Since the family has moved 5 times since they arrived in St Louis, the children found it hard to adjust to the school’s they were attending. Haneen and Laith explained that it is hard to make and keep friends when they are constantly moving. They also asserted that some of the hardship that they faced at the beginning might have been from the language barrier. When the family first immigrated to the U.S., they had only spoken Arabic, and while they can speak English today, the process of learning was tough. The children were put into special English classes to learn the language and were immersed in the public school system to grasp the language from their classmates.
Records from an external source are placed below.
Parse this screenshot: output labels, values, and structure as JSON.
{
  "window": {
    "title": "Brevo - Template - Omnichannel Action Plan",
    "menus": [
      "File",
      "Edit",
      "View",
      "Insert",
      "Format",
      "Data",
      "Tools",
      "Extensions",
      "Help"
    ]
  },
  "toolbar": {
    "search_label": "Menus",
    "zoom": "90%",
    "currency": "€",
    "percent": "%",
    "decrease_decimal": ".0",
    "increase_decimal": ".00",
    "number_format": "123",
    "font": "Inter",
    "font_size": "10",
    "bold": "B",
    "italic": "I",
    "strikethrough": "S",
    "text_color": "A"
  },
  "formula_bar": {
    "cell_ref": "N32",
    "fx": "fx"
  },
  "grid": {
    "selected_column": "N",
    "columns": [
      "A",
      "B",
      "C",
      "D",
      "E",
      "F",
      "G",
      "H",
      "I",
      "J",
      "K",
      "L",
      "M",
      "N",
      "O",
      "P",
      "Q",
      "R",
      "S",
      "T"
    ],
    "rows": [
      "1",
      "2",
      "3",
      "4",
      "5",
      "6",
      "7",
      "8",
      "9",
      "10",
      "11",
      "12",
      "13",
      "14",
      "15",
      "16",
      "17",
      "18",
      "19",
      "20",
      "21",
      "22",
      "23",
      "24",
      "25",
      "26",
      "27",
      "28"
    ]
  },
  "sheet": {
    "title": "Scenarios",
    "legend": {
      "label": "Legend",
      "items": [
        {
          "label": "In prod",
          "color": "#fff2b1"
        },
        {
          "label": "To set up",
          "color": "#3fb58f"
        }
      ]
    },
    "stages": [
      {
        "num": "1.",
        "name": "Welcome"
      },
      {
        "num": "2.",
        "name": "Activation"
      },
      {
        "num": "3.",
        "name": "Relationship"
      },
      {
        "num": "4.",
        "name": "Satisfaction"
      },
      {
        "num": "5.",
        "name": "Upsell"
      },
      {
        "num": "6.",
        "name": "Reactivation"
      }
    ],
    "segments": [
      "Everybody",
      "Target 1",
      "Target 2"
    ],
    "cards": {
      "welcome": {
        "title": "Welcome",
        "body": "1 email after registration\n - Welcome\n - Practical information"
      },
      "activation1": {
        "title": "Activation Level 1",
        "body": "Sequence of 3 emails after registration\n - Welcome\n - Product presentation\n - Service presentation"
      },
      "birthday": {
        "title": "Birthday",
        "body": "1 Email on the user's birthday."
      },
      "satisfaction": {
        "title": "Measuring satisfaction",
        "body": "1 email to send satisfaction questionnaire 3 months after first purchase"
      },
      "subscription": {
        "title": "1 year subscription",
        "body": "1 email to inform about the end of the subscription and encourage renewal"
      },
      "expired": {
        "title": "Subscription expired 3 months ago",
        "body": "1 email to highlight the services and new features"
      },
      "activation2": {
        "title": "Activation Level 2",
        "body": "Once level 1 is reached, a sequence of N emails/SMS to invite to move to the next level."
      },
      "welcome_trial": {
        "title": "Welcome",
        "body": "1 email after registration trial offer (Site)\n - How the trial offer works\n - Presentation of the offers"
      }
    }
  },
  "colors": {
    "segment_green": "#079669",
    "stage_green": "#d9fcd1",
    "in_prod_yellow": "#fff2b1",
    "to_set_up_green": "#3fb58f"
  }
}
The Alrefai kids are excited for the upcoming school year at Pattonville. It will be the first time they are returning to the same school. They are hoping they will live in their current home for a while, so that they can adjust to the new school and make lifelong friends. Hala is especially excited for her first year of school, as she will be attending Kindergarten, though she admits she will miss her parents. Her dad also admits that he will miss his youngest daughter while she is away for the day.
While the kids are still young to make a definite decision on their future, it does not stop them from dreaming big. Badir dreams of becoming a doctor, since he is passionate about science. Haneen, and even Hala, a young 5-year-old, dream of being elementary school teachers, because they both like kids and wants to spend their time teaching them. Laith, however, does not want to spend his time thinking about the future, instead he wants to live in the moment and enjoy life as it is now.
When asked for their hopes for the future, both Rakan and Khawla asserted that they just wanted their kids to be successful. For them, the first way towards success is through education, and it is important for them to see their kids go through school and lead a successful and fulfilling life. When asked for the hopes for themselves, they remained humble, Khawla praying for her husband’s good health. They are both grateful for the opportunities that they have had in America, and they are also thankful to Welcome Neighbor for helping their family.